INSTRUCTIONS TO FOLLOW: In full and without alteration, reproduce every record.

PROVIDED MATERIAL:
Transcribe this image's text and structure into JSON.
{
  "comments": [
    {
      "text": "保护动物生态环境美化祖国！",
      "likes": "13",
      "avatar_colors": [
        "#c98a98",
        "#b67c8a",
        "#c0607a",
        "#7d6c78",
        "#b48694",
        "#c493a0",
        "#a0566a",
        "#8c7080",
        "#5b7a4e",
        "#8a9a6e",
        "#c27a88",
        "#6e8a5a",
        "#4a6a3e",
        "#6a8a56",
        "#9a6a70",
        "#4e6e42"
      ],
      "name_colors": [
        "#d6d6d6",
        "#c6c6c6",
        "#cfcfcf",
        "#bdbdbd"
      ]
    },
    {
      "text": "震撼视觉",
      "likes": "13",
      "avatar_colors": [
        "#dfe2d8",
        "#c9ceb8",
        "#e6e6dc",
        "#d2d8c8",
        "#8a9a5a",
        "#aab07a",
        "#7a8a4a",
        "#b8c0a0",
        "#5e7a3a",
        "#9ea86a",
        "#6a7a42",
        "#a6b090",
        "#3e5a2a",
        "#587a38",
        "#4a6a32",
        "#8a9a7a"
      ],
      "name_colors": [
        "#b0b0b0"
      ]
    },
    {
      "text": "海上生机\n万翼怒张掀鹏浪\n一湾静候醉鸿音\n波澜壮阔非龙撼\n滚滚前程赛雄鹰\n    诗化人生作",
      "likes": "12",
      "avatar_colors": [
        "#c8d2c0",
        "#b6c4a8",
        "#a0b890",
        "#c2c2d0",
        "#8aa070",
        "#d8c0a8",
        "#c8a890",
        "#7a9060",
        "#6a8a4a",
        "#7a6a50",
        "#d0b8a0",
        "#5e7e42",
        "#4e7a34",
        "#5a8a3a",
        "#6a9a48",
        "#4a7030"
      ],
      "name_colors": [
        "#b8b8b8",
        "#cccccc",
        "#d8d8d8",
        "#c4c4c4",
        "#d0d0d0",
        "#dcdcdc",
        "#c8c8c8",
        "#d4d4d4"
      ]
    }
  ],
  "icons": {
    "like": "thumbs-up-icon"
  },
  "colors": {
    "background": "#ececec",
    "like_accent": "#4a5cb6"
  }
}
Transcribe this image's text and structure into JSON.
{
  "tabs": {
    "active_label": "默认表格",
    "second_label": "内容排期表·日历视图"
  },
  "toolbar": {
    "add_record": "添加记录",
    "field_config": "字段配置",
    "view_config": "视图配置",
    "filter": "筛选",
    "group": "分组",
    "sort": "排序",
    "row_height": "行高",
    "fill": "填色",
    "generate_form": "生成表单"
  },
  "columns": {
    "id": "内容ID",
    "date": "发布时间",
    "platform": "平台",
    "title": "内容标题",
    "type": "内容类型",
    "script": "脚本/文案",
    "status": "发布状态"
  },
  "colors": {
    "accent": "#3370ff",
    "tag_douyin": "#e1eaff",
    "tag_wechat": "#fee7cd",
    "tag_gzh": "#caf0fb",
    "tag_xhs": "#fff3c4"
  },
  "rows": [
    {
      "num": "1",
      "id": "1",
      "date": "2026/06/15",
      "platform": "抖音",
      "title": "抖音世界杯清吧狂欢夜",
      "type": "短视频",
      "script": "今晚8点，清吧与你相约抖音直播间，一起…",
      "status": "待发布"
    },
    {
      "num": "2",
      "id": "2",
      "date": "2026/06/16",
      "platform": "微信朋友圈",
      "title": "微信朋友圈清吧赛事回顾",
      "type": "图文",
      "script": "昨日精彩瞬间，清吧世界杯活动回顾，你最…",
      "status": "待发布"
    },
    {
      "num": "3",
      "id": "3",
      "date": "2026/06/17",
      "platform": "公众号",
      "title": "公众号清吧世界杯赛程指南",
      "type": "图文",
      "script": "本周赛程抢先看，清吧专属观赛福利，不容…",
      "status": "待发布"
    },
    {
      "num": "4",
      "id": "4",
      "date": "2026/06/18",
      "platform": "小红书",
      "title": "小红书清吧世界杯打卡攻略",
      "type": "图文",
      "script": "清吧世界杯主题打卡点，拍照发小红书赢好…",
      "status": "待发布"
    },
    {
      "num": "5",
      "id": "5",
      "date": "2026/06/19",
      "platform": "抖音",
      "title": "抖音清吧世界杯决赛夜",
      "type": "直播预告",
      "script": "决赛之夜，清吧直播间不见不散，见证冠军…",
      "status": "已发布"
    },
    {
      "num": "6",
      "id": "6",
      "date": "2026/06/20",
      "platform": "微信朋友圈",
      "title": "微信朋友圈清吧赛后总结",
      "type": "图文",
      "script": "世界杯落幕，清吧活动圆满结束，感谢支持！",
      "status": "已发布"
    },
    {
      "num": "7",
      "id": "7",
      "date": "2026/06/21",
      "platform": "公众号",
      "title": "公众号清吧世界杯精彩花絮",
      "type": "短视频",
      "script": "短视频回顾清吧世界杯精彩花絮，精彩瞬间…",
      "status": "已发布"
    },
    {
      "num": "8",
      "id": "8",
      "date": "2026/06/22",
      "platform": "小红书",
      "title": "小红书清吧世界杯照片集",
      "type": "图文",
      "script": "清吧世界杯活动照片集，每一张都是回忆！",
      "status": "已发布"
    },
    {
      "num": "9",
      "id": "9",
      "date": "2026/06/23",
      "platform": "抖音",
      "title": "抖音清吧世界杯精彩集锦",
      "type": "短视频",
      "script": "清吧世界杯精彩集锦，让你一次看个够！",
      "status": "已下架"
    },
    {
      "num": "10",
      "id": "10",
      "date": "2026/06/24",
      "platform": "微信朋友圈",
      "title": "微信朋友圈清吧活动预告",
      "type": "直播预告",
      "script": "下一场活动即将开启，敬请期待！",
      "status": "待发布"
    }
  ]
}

OUTPUT FOR THIS TASK:
Transcribe this image's text and structure into JSON.
{
  "comments": [
    {
      "text": "保护动物生态环境美化祖国！",
      "likes": "13",
      "avatar_colors": [
        "#c98a98",
        "#b67c8a",
        "#c0607a",
        "#7d6c78",
        "#b48694",
        "#c493a0",
        "#a0566a",
        "#8c7080",
        "#5b7a4e",
        "#8a9a6e",
        "#c27a88",
        "#6e8a5a",
        "#4a6a3e",
        "#6a8a56",
        "#9a6a70",
        "#4e6e42"
      ],
      "name_colors": [
        "#d6d6d6",
        "#c6c6c6",
        "#cfcfcf",
        "#bdbdbd"
      ]
    },
    {
      "text": "震撼视觉",
      "likes": "13",
      "avatar_colors": [
        "#dfe2d8",
        "#c9ceb8",
        "#e6e6dc",
        "#d2d8c8",
        "#8a9a5a",
        "#aab07a",
        "#7a8a4a",
        "#b8c0a0",
        "#5e7a3a",
        "#9ea86a",
        "#6a7a42",
        "#a6b090",
        "#3e5a2a",
        "#587a38",
        "#4a6a32",
        "#8a9a7a"
      ],
      "name_colors": [
        "#b0b0b0"
      ]
    },
    {
      "text": "海上生机\n万翼怒张掀鹏浪\n一湾静候醉鸿音\n波澜壮阔非龙撼\n滚滚前程赛雄鹰\n    诗化人生作",
      "likes": "12",
      "avatar_colors": [
        "#c8d2c0",
        "#b6c4a8",
        "#a0b890",
        "#c2c2d0",
        "#8aa070",
        "#d8c0a8",
        "#c8a890",
        "#7a9060",
        "#6a8a4a",
        "#7a6a50",
        "#d0b8a0",
        "#5e7e42",
        "#4e7a34",
        "#5a8a3a",
        "#6a9a48",
        "#4a7030"
      ],
      "name_colors": [
        "#b8b8b8",
        "#cccccc",
        "#d8d8d8",
        "#c4c4c4",
        "#d0d0d0",
        "#dcdcdc",
        "#c8c8c8",
        "#d4d4d4"
      ]
    }
  ],
  "icons": {
    "like": "thumbs-up-icon"
  },
  "colors": {
    "background": "#ececec",
    "like_accent": "#4a5cb6"
  }
}
Transcribe this image's text and structure into JSON.
{
  "tabs": {
    "active_label": "默认表格",
    "second_label": "内容排期表·日历视图"
  },
  "toolbar": {
    "add_record": "添加记录",
    "field_config": "字段配置",
    "view_config": "视图配置",
    "filter": "筛选",
    "group": "分组",
    "sort": "排序",
    "row_height": "行高",
    "fill": "填色",
    "generate_form": "生成表单"
  },
  "columns": {
    "id": "内容ID",
    "date": "发布时间",
    "platform": "平台",
    "title": "内容标题",
    "type": "内容类型",
    "script": "脚本/文案",
    "status": "发布状态"
  },
  "colors": {
    "accent": "#3370ff",
    "tag_douyin": "#e1eaff",
    "tag_wechat": "#fee7cd",
    "tag_gzh": "#caf0fb",
    "tag_xhs": "#fff3c4"
  },
  "rows": [
    {
      "num": "1",
      "id": "1",
      "date": "2026/06/15",
      "platform": "抖音",
      "title": "抖音世界杯清吧狂欢夜",
      "type": "短视频",
      "script": "今晚8点，清吧与你相约抖音直播间，一起…",
      "status": "待发布"
    },
    {
      "num": "2",
      "id": "2",
      "date": "2026/06/16",
      "platform": "微信朋友圈",
      "title": "微信朋友圈清吧赛事回顾",
      "type": "图文",
      "script": "昨日精彩瞬间，清吧世界杯活动回顾，你最…",
      "status": "待发布"
    },
    {
      "num": "3",
      "id": "3",
      "date": "2026/06/17",
      "platform": "公众号",
      "title": "公众号清吧世界杯赛程指南",
      "type": "图文",
      "script": "本周赛程抢先看，清吧专属观赛福利，不容…",
      "status": "待发布"
    },
    {
      "num": "4",
      "id": "4",
      "date": "2026/06/18",
      "platform": "小红书",
      "title": "小红书清吧世界杯打卡攻略",
      "type": "图文",
      "script": "清吧世界杯主题打卡点，拍照发小红书赢好…",
      "status": "待发布"
    },
    {
      "num": "5",
      "id": "5",
      "date": "2026/06/19",
      "platform": "抖音",
      "title": "抖音清吧世界杯决赛夜",
      "type": "直播预告",
      "script": "决赛之夜，清吧直播间不见不散，见证冠军…",
      "status": "已发布"
    },
    {
      "num": "6",
      "id": "6",
      "date": "2026/06/20",
      "platform": "微信朋友圈",
      "title": "微信朋友圈清吧赛后总结",
      "type": "图文",
      "script": "世界杯落幕，清吧活动圆满结束，感谢支持！",
      "status": "已发布"
    },
    {
      "num": "7",
      "id": "7",
      "date": "2026/06/21",
      "platform": "公众号",
      "title": "公众号清吧世界杯精彩花絮",
      "type": "短视频",
      "script": "短视频回顾清吧世界杯精彩花絮，精彩瞬间…",
      "status": "已发布"
    },
    {
      "num": "8",
      "id": "8",
      "date": "2026/06/22",
      "platform": "小红书",
      "title": "小红书清吧世界杯照片集",
      "type": "图文",
      "script": "清吧世界杯活动照片集，每一张都是回忆！",
      "status": "已发布"
    },
    {
      "num": "9",
      "id": "9",
      "date": "2026/06/23",
      "platform": "抖音",
      "title": "抖音清吧世界杯精彩集锦",
      "type": "短视频",
      "script": "清吧世界杯精彩集锦，让你一次看个够！",
      "status": "已下架"
    },
    {
      "num": "10",
      "id": "10",
      "date": "2026/06/24",
      "platform": "微信朋友圈",
      "title": "微信朋友圈清吧活动预告",
      "type": "直播预告",
      "script": "下一场活动即将开启，敬请期待！",
      "status": "待发布"
    }
  ]
}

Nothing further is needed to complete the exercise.